Dennis J. McGillicuddy, Jr.
Department of Applied Ocean Physics & Engineering
Woods Hole, MA 02543
Cabell S. Davis, III
Woods Hole, MA 02543
Program Manager ; Dr. Beth Turner, NOAA Coastal Ocean Program
As part of the third phase of the U. S. Globec Georges Bank Program, a group of investicators from six institutions (Dartmouth College, WHOI, NMFS, UNC-CH , BNL and BIO undertook a predictive modeling effort in conjunction with field activities during several cruises from April to June 1999. Results from process studies of cross-frontal exchange on R/V Endeavor cruises EN323, EN324 and EL9905 are reported in Lynch et al. (2001).
The principal objective was simultaneous assessment of the transport of water and plankton in the vicinity of the tidal mixing front. The approach was to inject Rhodamine dye into specific density strata and then measure the movement of the dye patch and the associated lanktonic community with respect to the neighboring front. This was accomplished through incorporation of fluorofmetrlc dye detector into the Video Planktong Recorder system, facilitating real-time assessment of both tracer and plankton distributions (down to the species level). The adjacent waters were also seeded with radio - and satellite-tracked drifters.

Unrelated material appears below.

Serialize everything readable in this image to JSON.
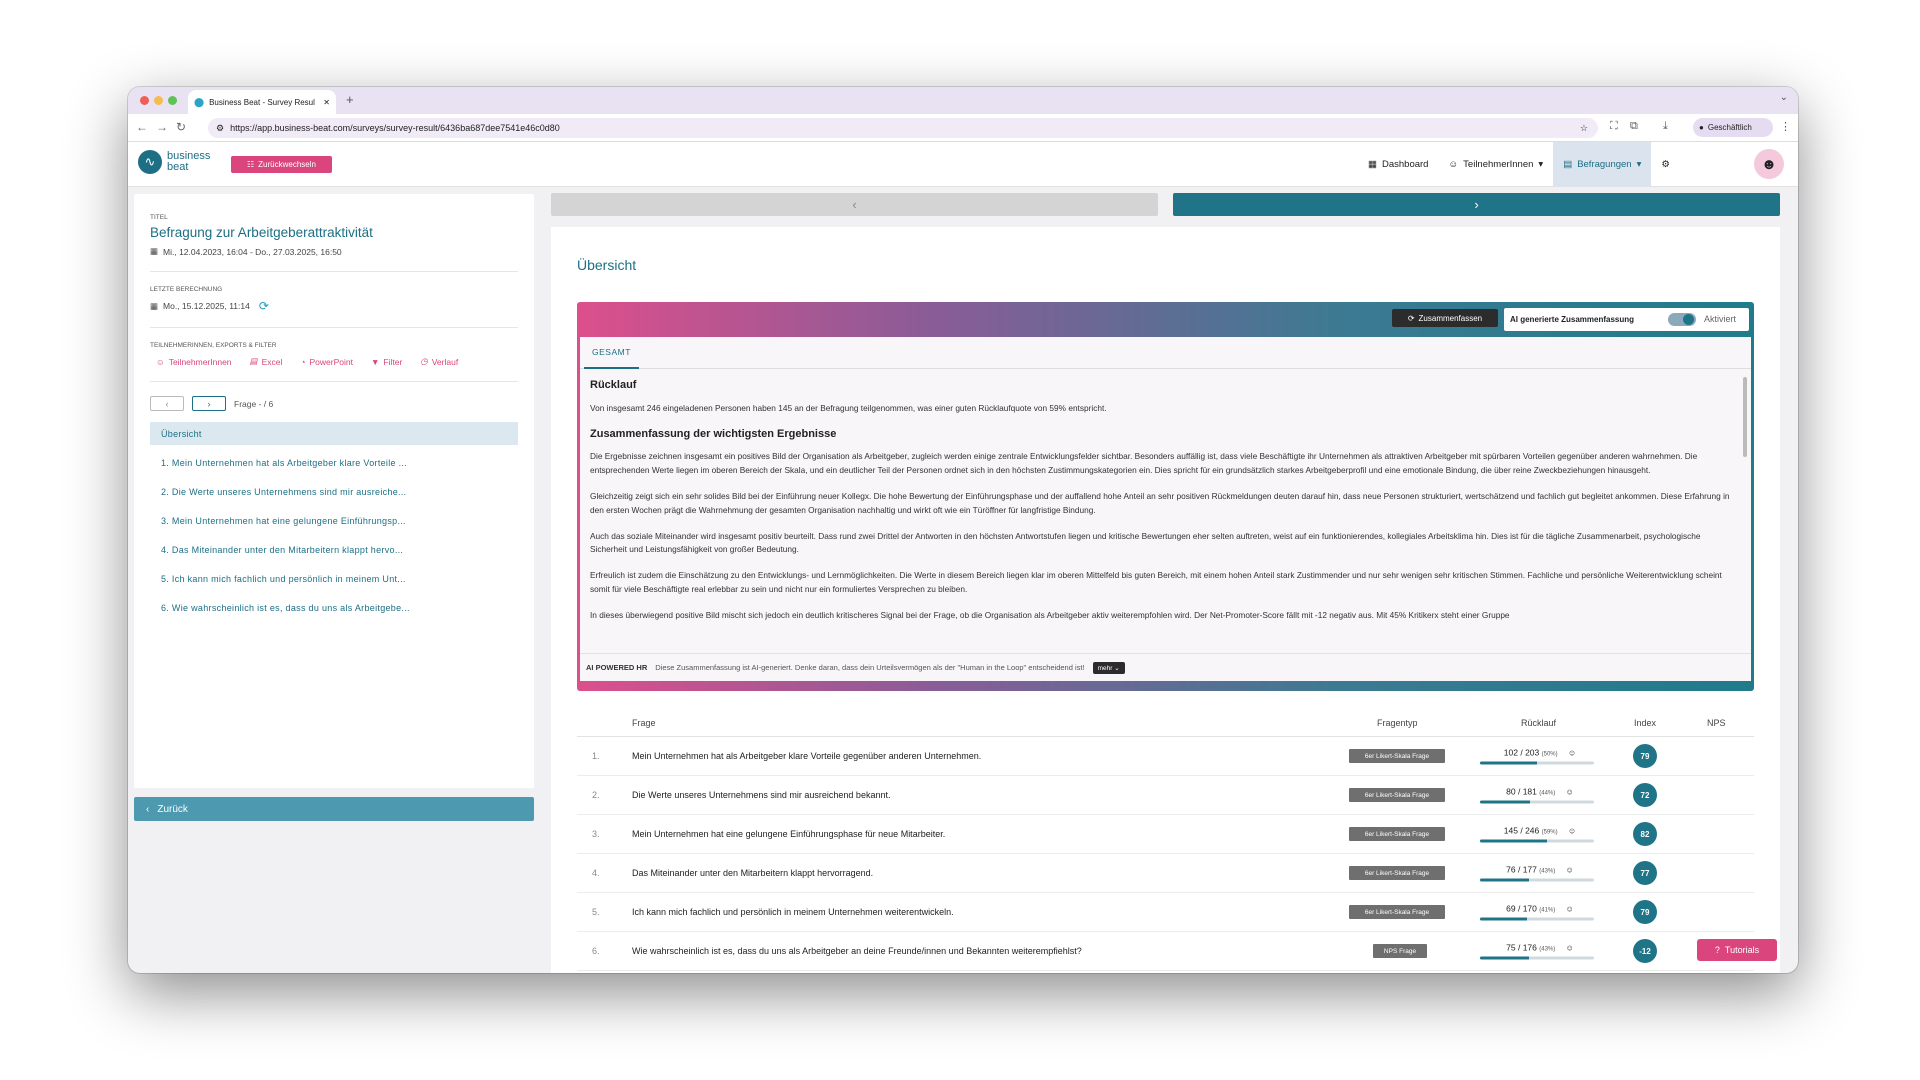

Real-time data assimilative modeling of the flow field (and associated transports of tracer and plankton) was carried out in concert with the observational activities, in order to (1) provide an additional interpretive framework for the measurements, and (2) provide nowcast/forecast products which could be used in planning sampling strategy.
Skill of the model predictions was evaluated against observed drifter trajectogries. In aggregate, the error growth characteristics of the ensamble of "best" model forecasts were suprisingly uniform. For the four-day time horizon over which forecast skill was evaluated in the various experiments, forecast error was a linear function of the duration of the prediction. On average sparation between simaulaterd and observed trajectories of drifters and dye grew at a rate of 3 km/day. This error growth rate is small given the physical context of order 100 cm /sec tides and 10-30 cm/sec residual flows in this region.
While at sea, model solutions were used as a basis for data-assimilative coupled physical/biological simulations. Observed distbutions of Calanus finmarchicus and hydroid predators were assimulated into the modeled flow fields in order to asses ther relatvie transports and interactions (Figure 1; also see animation at http://science.whoi.edu/users/mcgillic/globec/EN323-4/html/hydr_ cal.fli.
Coupled simulations revealed portions of overlap in the sampling coverage due to the configuration of the survey track and phasing with the tide. Relative motion between predator and prey was apparent due to the vertical separation of the two populations in the presence of shear.
References and talks:
Lynch, D.R, Naimie, C.E., Ip, J.T., Lewis, C.V., Werner, F.E., Luettich, R., Blanton, B.O., Quinlan, J., McGillicuddy, D.J., Ledwell, J.R., Churchill, J., Kosnyrev, V.K., Davis, C.S., Gallager, S.M., Ashjian, C.J., Lough, R.G., Manning, J., Flagg, C.N., Hannah, C.G. and R.C. Groman, 2001. Realtimedata
assimilative modeling on Georges Bank, Oceanography, l4 (1), 65-77.
Lynch, D.R. and D.J. McGillicuddy, 2001. Objective analysis for coastal regimes. Continental ShelfResearch 211299-1315.
Real-time forecasting and biological data assimilation on Georges Bank. WHOI COFDL seminar, July 1999.
Real-time forecasting and biological data assimilation on Georges Bank, Middle Atlantic Bight Physical Oceanography and Meteorology (MABPOM) Workshop, Woods Hole, MA, October 1999.
Real time forecasting and biological data assimilation on Georges Bank (Invited). AGU/ASLO Ocean Sciences Meeting, San Antonio, TX, January 2000.
Coupled physical-biological modeling in the coastal ocean: from climatology to forecasting. University of Connecticut, Department of Marine Sciences Seminar Series (Invited), February 2000.
Coupled physical-biological modeling and prediction. ONR Bioluminescence Workshop, San Diego, CA (Invited}, February 2000.